There is a right way and a wrong way to tie a fishing lure to your fishing line. I learned the hard way why it’s important to be sure and tie a strong knot.

Every. Single. Time.

One fishing trip, I decided to use my favorite spinning lure at the creek, and so I quickly (carelessly) tied it onto my line. When I went for my first cast, the reel jammed up and didn’t allow the fishing line to process from the rod. As I whipped my rod point toward the water, there was a weird, twangy sound, and the next thing I know, I’m watching my lure fly through the air, land in the water, and float down the creek with no fishing line attached to it.

Goodbye, favorite spinning lure.

After a few moments of dismay and upon further inspection, the wadded up, squiggly end of my fishing line told me that my lure hadn’t been securely tied on. It was a poorly-tied, loose knot.

It’s also important for the proverbial marital knot to be strongly tied. Jams occur, and the unexpected often happens. All too often, marriages end up floating down the creek and gone for good – all because the knot was loose.

A strong knot means that no matter what, you and your spouse constantly choose to be all-in.

Here are a few ways to make sure your marriage knot is tied strongly:

  • Resolve with your spouse to always work through disagreements and spats instead of ignoring them and letting them fester.
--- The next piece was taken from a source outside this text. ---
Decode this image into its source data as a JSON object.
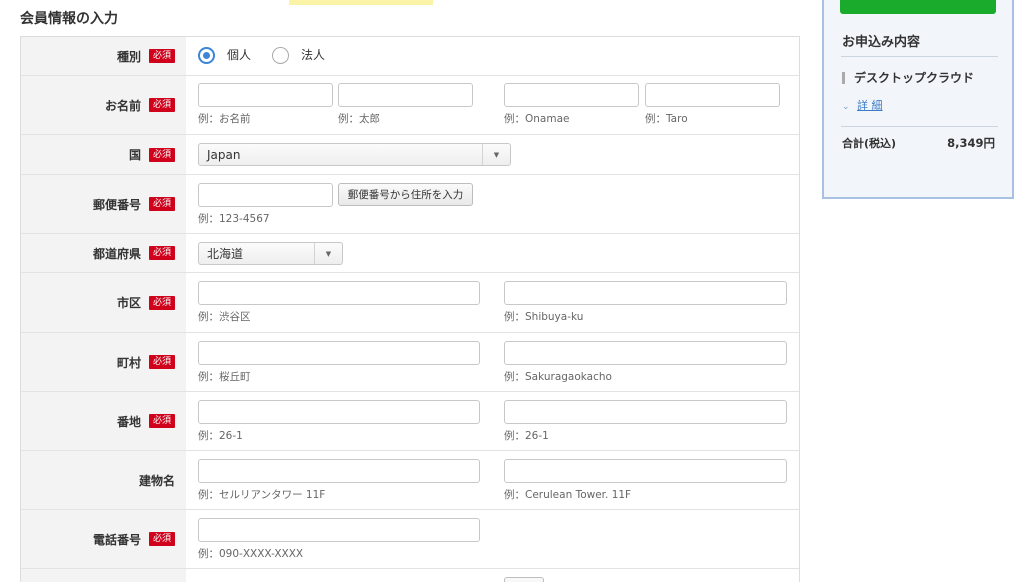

Anticipate a solution.
  • Never let the D word (i.e. divorce), at any time, enter into your vocabulary, or even in your thoughts. Choose for that not to be an option.
  • When jams occur, revisit and acknowledge with your spouse the words you said as part of your wedding vows, such as “…to have and to hold from this day forward…for better or worse…” Acknowledge with your spouse that, no matter the jam, these words still hold true.
  • When you work through stressful situations and find solutions, celebrate it together! Go out for a nice dinner. Enjoy an intimate evening without the kids. Celebrate your commitment!

Strong knots help keep both fishing lures and marriages from floating downstream. Keep your marriage knot tied tight!

 

***If you or someone you know is in an abusive relationship, contact the National Hotline for Domestic Abuse. At this link, you can access a private chat with someone who can help you 24/7. If you fear your computer or device is being monitored, call the hotline 24/7 at: 1−800−799−7233. For a clear understanding of what defines an abusive relationship, click here.***
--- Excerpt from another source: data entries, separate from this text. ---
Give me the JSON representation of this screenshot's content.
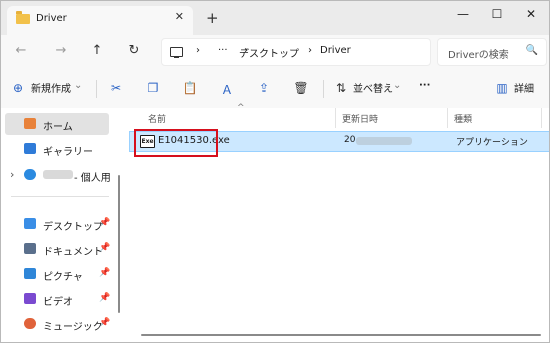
{
  "window": {
    "tab_title": "Driver",
    "close_tab": "✕",
    "new_tab": "+",
    "minimize": "—",
    "maximize": "☐",
    "close": "✕"
  },
  "address": {
    "back": "←",
    "forward": "→",
    "up": "↑",
    "refresh": "↻",
    "chevron1": "›",
    "ellipsis": "···",
    "chevron2": "›",
    "crumb1": "デスクトップ",
    "chevron3": "›",
    "crumb2": "Driver",
    "search_placeholder": "Driverの検索"
  },
  "toolbar": {
    "new_label": "新規作成",
    "new_caret": "⌄",
    "sort_label": "並べ替え",
    "sort_caret": "⌄",
    "more": "···",
    "details_label": "詳細"
  },
  "sidebar": {
    "items": [
      {
        "label": "ホーム",
        "color": "#e8823a"
      },
      {
        "label": "ギャラリー",
        "color": "#2f7bd8"
      },
      {
        "label": "- 個人用",
        "color": "#2b8ae0"
      },
      {
        "label": "デスクトップ",
        "color": "#3a8ee6"
      },
      {
        "label": "ドキュメント",
        "color": "#5a6f8c"
      },
      {
        "label": "ピクチャ",
        "color": "#2f86d8"
      },
      {
        "label": "ビデオ",
        "color": "#7a4ad0"
      },
      {
        "label": "ミュージック",
        "color": "#e0623a"
      }
    ],
    "pin": "📌",
    "expand": "›"
  },
  "list": {
    "headers": [
      "名前",
      "更新日時",
      "種類"
    ],
    "sort_indicator": "^",
    "rows": [
      {
        "icon": "exe-icon",
        "icon_text": "Exe",
        "name": "E1041530.exe",
        "date": "20",
        "type": "アプリケーション"
      }
    ]
  }
}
I’ve learned a lot about marriage by fishing. As I watched my two elementary-age daughters fishing in our neighborhood pond yesterday, it reminded me of how my dad passed on his love of fishing to me at an early age, just as his father had passed it on to him. We hand important skills down from generation to generation: how to carry a rod properly, baiting a hook, casting in the right spot, and the pinnacle of all childhood fishing skills—handling the fish and taking it off the hook. (And if you’re in my family, the tradition is to kiss your first fish!)

I proudly watched as my 8-year-old carefully removed her (fourth or fifth) bluegill from her lure. I also watched my 11-year-old practice casting with a fly rod (a much different art than with a traditional rod and reel). Proud daddy moments, for sure.
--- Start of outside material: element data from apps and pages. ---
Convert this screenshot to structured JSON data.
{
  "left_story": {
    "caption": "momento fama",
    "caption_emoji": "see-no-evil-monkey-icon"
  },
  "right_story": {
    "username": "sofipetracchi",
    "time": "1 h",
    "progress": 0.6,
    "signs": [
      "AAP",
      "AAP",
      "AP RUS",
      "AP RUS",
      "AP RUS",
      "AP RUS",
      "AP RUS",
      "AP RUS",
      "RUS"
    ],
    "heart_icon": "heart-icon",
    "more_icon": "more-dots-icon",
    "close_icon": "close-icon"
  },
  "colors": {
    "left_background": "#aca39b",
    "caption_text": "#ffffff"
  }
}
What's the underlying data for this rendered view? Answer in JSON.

We also pass marriage skills on to our kids through our example. Children watch their parents carefully. They quickly catch on to how we handle our relationship with our spouse: how we manage disagreements or stress, how we show love and respect, and the way we share family tasks.

Marriage skills aren’t as much taught as they are caught by our children (please pardon the fishing pun). And kids catch both the good and the bad.

I’m proud to say I’ve inherited (and still use) some old rods and reels from both my grandfather and my father. And I plan to pass them on to my daughters and their children. But more importantly, I hope they will inherit from me good relationship skills they can use to strengthen their own future marriages.

 ***If you or someone you know is in an abusive relationship, contact the National Hotline for Domestic Abuse. At this link, you can access a private chat with someone who can help you 24/7. If you fear someone is monitoring your computer or device, call the hotline 24/7 at: 1−800−799−7233. For a clear understanding of what defines an abusive relationship, click here.***